Task objective
When a line of the records contains "Detail", copy it.

(Web page and app entries)

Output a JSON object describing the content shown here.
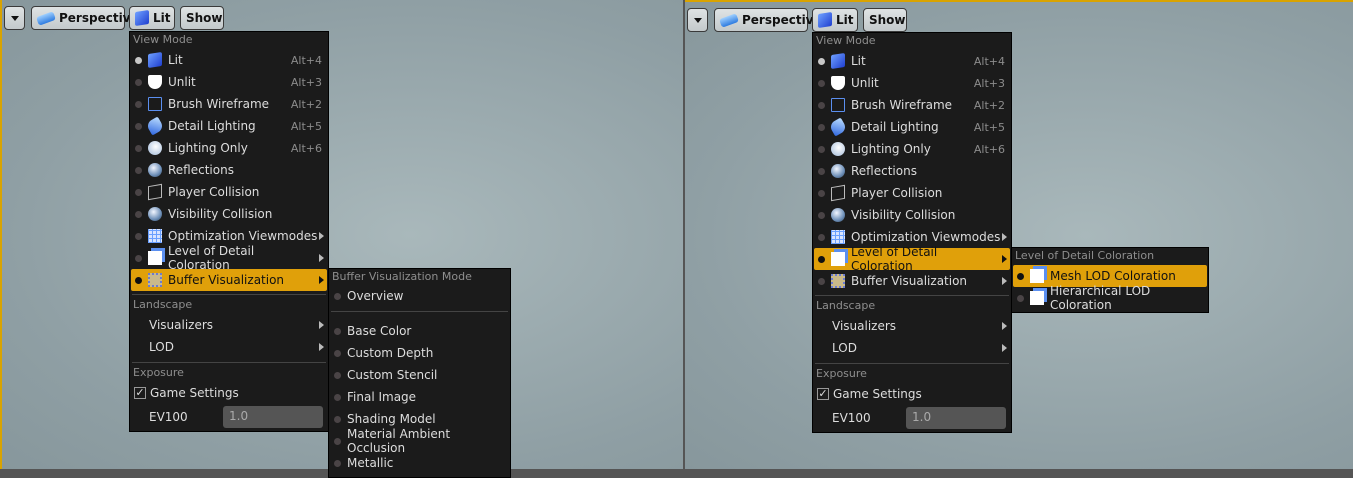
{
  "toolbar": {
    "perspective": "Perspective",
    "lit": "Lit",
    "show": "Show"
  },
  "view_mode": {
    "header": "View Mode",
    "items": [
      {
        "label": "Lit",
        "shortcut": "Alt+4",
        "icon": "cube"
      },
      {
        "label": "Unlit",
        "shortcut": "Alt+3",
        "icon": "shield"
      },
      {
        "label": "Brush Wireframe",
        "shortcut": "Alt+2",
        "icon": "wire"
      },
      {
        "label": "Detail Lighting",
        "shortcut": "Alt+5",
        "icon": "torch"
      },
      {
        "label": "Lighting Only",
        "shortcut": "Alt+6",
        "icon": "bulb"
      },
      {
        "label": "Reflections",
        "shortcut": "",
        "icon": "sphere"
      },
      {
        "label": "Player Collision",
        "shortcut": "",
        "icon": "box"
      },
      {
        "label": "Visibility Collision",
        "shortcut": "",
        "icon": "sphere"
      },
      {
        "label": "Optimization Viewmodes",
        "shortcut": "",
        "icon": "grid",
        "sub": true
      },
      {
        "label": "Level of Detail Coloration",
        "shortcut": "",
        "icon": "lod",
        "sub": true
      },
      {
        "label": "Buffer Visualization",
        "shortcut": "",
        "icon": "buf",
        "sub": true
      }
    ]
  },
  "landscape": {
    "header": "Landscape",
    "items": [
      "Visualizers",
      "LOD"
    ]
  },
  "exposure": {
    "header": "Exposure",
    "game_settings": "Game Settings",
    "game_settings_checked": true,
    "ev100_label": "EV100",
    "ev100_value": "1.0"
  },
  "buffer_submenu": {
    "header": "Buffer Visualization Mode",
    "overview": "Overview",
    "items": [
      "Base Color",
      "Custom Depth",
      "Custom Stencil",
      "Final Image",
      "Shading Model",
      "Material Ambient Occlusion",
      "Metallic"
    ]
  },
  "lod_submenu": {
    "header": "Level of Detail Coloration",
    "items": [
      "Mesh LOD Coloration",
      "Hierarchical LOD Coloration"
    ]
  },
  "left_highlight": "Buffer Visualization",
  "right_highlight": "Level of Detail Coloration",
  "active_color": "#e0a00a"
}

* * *

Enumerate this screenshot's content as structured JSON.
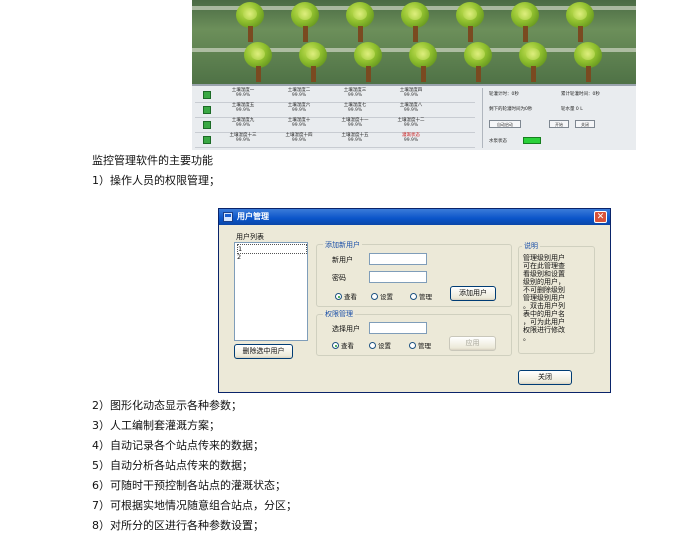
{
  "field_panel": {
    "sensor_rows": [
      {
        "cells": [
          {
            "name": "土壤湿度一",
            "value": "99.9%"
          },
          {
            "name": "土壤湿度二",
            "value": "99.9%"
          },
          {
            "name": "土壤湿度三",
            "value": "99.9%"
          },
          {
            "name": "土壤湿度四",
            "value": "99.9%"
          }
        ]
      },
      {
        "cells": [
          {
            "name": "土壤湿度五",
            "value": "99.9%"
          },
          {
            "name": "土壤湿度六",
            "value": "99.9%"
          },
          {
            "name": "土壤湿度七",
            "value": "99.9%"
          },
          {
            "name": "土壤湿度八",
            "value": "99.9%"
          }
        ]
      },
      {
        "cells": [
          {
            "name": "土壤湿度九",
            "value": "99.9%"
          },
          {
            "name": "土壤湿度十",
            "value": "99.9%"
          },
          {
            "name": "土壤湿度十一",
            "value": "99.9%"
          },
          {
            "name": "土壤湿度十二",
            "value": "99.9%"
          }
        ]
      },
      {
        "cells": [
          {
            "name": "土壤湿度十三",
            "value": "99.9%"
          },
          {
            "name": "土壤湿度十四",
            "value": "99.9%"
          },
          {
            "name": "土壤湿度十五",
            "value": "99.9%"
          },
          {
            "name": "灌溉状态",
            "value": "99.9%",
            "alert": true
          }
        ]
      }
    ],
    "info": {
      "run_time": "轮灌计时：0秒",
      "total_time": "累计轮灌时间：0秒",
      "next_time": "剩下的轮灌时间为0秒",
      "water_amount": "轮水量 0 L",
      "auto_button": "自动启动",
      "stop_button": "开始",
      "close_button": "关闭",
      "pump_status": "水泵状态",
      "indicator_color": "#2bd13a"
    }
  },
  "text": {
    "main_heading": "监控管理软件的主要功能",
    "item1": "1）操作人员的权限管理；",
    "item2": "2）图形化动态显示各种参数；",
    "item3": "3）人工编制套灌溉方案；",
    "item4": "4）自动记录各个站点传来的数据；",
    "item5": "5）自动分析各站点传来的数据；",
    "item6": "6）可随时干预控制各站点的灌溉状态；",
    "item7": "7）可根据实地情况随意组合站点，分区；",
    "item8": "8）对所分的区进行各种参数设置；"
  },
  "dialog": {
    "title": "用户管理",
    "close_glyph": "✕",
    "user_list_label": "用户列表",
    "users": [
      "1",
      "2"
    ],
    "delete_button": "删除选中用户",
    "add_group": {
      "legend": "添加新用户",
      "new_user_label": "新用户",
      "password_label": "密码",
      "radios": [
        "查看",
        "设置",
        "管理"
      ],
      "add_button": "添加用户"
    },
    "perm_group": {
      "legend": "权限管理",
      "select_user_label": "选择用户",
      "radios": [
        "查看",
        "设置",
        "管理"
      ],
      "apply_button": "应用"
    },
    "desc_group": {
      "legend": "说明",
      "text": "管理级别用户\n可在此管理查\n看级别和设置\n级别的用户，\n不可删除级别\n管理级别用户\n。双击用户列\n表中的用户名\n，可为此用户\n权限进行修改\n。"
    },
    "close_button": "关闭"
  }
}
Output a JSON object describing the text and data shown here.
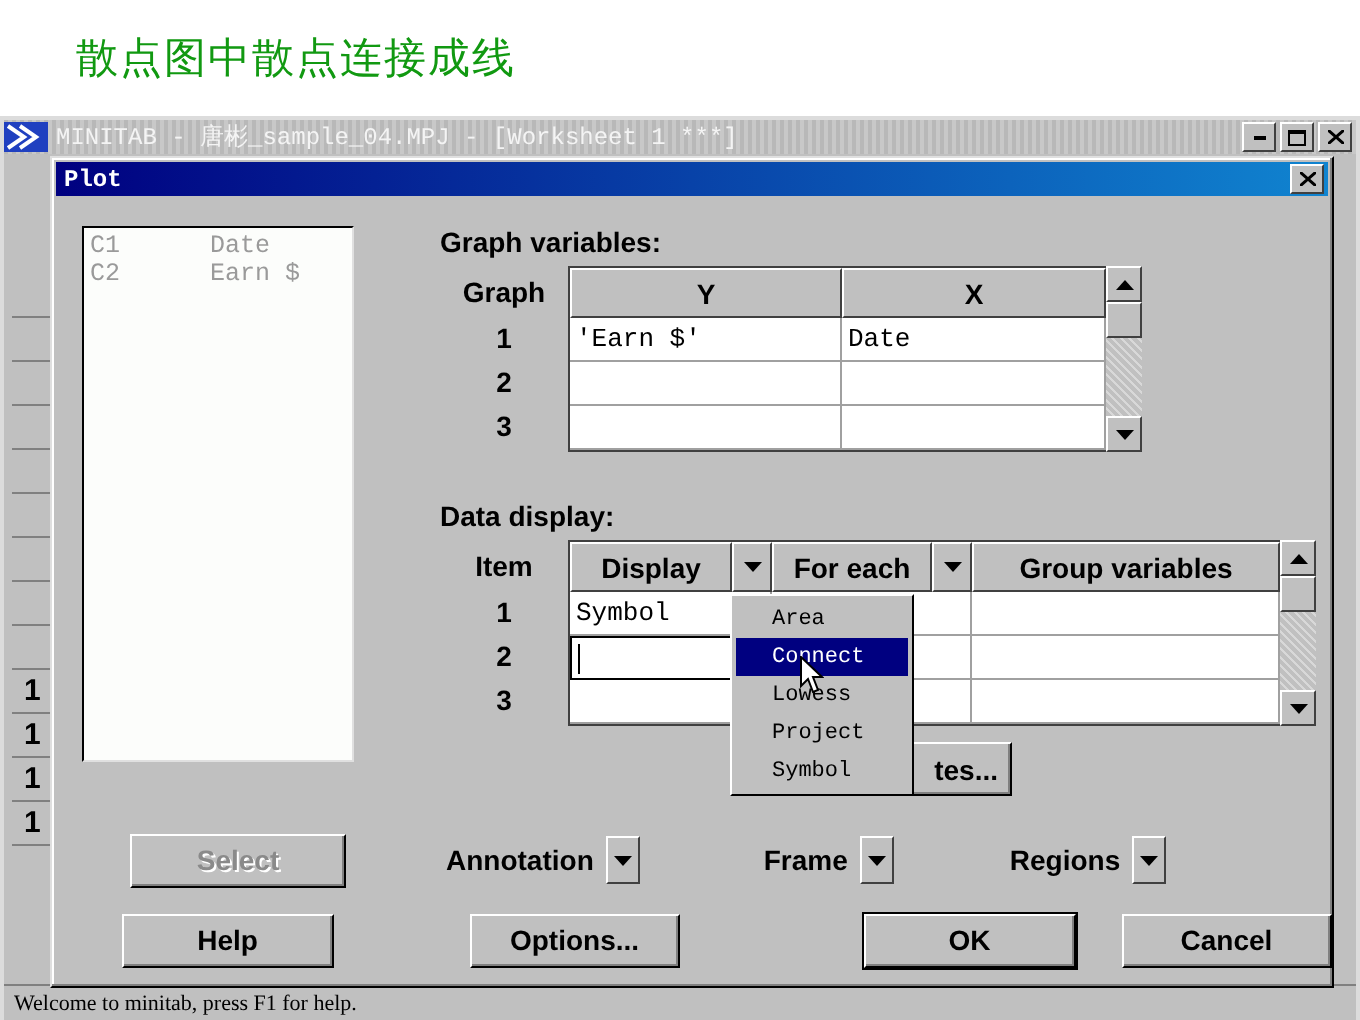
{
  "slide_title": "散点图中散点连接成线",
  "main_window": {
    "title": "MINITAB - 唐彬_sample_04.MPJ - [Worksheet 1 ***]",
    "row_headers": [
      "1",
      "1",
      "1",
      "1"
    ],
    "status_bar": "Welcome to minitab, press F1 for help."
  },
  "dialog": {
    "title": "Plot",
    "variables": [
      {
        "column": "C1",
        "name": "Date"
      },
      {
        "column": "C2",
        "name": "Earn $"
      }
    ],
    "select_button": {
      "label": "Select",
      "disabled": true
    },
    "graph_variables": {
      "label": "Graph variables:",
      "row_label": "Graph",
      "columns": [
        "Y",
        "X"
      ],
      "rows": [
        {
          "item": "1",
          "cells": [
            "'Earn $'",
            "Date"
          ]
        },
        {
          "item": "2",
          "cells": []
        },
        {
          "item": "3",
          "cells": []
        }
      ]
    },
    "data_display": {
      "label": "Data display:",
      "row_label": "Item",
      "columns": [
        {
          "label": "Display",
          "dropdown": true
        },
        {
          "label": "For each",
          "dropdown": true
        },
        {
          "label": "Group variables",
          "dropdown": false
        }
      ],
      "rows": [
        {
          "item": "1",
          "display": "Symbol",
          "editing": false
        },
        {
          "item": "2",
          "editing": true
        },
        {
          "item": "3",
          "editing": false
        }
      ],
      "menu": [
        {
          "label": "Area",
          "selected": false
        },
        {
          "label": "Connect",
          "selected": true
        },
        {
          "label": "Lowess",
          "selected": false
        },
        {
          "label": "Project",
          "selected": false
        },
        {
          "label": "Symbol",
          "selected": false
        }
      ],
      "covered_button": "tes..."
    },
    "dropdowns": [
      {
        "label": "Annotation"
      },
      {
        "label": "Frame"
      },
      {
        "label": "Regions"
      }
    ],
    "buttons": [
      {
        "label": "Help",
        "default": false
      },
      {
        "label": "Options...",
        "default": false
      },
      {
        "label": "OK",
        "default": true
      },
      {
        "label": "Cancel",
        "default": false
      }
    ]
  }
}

Answer to this exercise
        "label": "Detail Lighting",
        "label": "Level of Detail Coloration",
    "header": "Level of Detail Coloration",
  "right_highlight": "Level of Detail Coloration",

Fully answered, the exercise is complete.